The Office for Students said compensation for cancelled classes may be ‘appropriate’ after the three-day walkout began yesterday.
They also warned universities that fines could be imposed on them if the strike caused a reduction in education quality. The strike involves over 50,000 employees at 58 campuses.
An extremist Left faction, affiliated to the Socialist Workers Party, prompted the University and College Union’s strike.
After Left-wing strikers brought down campuses, students could receive partial tuition fees refunds
The Office for Students said compensation for cancelled classes may be ‘appropriate’ after the three-day walkout began yesterday
It is the latest blow to students, who pay £9,250 a year and already missed months of face-to-face tuition during the pandemic.
Despite this, the radical National Union of Students (NUS) backed the walkout and was accused of ‘bullying’ youngsters by urging them not to ‘cross the picket’.
Protests were staged outside Goldsmiths University of London, Cambridge University, and Goldsmiths University of London. Meanwhile at Manchester University students joined the picket with red flags waving.
UCU general secretary Jo Grady threatened more strikes in the New Year, saying ‘the level of action seen today is just the beginning’.
Last night universities minister Michelle Donelan called on universities to ‘minimise disruption’ to students.
She said: ‘Students should be proud of the resilience they’ve shown throughout the pandemic.
‘Industrial action is the last thing students want or deserve – which is why today’s industrial action is so disappointing.’
In its reasons for the strike, the UCU said Universities UK (UUK), which represents vice chancellors, wants to change the Universities Superannuation (pension) Scheme based on a ‘flawed valuation’.
They also warned universities that fines could be imposed on them if the strike causes a reduction in education quality.
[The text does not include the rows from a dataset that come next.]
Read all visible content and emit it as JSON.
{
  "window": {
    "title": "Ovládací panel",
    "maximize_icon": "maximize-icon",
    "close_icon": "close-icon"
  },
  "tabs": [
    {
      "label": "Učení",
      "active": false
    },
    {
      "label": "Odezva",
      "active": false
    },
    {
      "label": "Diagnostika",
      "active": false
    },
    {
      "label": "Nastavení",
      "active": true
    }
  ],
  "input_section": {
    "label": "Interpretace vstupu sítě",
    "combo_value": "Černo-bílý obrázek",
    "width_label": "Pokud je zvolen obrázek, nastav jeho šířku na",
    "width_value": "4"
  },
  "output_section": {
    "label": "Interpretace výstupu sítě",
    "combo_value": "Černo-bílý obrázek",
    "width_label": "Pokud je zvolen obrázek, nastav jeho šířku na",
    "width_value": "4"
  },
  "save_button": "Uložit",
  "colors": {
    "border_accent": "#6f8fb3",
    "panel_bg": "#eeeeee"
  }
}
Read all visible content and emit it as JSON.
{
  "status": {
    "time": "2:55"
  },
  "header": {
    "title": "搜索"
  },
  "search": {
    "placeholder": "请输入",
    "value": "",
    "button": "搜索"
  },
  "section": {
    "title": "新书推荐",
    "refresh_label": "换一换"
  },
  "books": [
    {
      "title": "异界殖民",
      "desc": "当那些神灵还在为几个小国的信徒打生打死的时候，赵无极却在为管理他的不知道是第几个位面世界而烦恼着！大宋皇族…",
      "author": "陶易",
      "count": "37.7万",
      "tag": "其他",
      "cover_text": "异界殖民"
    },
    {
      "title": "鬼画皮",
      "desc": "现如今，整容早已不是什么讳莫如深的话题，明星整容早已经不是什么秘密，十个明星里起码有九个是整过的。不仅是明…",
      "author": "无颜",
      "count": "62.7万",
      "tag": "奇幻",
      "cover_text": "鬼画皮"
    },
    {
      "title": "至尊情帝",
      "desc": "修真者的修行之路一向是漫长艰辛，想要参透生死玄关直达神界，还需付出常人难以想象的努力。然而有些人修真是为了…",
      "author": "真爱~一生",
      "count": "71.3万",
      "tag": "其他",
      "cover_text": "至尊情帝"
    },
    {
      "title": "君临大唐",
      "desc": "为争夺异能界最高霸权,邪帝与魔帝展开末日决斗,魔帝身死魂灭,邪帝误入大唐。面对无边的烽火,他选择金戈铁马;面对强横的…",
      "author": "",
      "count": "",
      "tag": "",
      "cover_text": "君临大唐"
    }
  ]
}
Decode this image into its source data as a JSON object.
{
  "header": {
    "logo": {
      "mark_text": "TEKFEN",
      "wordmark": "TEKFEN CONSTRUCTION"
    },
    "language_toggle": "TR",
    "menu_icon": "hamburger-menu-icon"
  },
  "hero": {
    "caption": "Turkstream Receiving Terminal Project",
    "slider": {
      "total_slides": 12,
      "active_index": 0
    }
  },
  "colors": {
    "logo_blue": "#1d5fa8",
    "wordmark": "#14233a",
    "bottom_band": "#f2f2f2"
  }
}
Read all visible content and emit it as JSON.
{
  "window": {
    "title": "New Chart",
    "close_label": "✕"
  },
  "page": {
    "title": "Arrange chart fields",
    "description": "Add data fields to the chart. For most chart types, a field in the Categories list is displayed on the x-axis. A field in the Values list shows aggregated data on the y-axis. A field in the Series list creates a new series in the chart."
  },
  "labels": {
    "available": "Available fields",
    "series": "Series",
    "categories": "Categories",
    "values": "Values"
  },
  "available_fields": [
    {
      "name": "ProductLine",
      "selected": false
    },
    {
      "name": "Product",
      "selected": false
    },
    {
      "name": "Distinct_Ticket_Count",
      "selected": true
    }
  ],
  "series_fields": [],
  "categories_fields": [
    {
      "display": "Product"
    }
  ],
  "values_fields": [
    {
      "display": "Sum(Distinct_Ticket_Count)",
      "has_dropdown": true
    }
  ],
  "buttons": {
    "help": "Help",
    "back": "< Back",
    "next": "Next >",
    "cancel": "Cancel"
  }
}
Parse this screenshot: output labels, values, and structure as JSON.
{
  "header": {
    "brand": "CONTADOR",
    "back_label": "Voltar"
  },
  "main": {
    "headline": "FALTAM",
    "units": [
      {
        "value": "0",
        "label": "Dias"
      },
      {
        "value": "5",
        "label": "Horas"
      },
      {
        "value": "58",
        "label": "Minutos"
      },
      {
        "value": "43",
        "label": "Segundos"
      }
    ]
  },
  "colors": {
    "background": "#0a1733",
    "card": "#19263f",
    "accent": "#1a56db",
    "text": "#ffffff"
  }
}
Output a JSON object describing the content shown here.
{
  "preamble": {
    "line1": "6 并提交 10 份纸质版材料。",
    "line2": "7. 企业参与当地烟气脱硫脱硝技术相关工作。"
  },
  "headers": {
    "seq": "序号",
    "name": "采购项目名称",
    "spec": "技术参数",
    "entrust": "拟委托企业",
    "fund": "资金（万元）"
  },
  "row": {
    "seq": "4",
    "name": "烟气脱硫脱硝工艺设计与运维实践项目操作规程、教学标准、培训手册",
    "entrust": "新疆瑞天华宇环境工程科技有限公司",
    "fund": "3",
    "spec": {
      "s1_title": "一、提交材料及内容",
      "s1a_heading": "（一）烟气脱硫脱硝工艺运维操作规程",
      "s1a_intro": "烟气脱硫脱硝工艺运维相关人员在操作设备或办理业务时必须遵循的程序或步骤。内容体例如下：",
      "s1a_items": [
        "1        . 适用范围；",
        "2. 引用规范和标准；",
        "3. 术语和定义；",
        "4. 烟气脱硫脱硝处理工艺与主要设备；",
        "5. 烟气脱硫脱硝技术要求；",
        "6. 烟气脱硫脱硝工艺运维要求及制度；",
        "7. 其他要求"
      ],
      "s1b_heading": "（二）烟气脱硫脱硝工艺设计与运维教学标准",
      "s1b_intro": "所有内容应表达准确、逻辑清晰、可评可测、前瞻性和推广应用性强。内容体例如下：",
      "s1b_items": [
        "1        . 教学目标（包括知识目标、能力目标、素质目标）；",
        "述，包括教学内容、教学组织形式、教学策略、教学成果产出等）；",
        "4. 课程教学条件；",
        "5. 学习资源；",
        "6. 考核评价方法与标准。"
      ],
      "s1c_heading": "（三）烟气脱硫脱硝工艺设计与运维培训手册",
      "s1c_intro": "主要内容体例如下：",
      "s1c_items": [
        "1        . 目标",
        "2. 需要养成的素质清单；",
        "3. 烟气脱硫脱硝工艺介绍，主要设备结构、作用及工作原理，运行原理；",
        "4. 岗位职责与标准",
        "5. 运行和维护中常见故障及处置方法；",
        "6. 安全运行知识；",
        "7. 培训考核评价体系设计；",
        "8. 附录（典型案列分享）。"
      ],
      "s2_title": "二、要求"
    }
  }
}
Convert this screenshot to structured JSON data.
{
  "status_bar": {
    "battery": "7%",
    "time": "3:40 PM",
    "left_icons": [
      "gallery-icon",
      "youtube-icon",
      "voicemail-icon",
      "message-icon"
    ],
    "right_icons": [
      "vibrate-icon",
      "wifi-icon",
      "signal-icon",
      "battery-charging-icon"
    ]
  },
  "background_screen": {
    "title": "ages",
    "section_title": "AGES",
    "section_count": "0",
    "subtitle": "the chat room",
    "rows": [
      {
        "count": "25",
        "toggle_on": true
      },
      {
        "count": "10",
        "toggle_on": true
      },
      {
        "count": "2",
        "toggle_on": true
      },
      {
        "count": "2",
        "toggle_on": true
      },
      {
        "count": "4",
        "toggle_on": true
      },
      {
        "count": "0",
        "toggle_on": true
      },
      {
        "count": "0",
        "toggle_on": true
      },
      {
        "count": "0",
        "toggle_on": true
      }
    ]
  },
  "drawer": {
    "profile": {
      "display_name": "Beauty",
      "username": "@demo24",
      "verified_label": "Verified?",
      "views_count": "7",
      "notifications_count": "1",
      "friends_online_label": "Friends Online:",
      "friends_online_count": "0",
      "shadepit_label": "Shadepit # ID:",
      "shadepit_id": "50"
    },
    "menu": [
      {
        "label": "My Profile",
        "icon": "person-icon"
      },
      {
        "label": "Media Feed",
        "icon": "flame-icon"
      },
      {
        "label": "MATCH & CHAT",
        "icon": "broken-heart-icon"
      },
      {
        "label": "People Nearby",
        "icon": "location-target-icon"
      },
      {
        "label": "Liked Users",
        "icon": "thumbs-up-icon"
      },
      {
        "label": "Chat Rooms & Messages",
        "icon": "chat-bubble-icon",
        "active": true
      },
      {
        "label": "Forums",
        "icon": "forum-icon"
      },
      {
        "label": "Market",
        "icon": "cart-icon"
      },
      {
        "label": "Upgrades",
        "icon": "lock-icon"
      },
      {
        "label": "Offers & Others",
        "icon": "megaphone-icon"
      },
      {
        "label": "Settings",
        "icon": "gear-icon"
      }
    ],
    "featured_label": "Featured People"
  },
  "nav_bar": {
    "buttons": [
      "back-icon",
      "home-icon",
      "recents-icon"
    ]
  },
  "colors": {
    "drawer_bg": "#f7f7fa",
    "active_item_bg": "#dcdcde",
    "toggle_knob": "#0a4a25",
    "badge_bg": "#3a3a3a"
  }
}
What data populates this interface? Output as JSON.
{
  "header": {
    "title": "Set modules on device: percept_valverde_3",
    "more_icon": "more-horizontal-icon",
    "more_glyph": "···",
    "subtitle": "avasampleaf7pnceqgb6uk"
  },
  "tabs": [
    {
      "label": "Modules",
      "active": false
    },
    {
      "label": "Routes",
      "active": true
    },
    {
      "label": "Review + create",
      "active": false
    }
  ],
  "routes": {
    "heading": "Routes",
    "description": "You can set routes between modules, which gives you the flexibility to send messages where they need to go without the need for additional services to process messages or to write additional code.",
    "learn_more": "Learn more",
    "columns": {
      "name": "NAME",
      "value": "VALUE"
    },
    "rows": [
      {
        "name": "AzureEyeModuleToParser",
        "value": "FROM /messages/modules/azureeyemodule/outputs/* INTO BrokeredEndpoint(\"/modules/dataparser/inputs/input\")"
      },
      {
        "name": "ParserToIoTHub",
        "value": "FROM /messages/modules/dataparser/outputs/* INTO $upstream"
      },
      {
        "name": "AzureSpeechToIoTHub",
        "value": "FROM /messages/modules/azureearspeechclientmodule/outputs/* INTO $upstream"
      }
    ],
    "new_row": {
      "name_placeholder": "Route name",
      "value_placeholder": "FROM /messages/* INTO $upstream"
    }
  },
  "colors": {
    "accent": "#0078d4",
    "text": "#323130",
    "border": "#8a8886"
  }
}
The strike involves over 50,000 employees at 58 campuses
It is also demanding a £2,500 pay increase and the elimination of zero-hours contracts.
The action yesterday was prompted by the radical ‘UCU Left’ faction, which refused to compromise in negotiations with the universities.
According to UCU pension negotiators Dr Marion Hersh & Dr Deepagovindarajan Driver (Dr. Deepa Govindarajan drivers), they rebuffed the proposals via a blog.
A UUK spokesman said they had ‘undermined a union counter-proposal on pensions which could have brought a resolution’.
When contacted by the Daily Mail, the union said the attention paid to its UCU Left faction by UUK was a ‘deflection tactic’ intended to undermine the strikes.’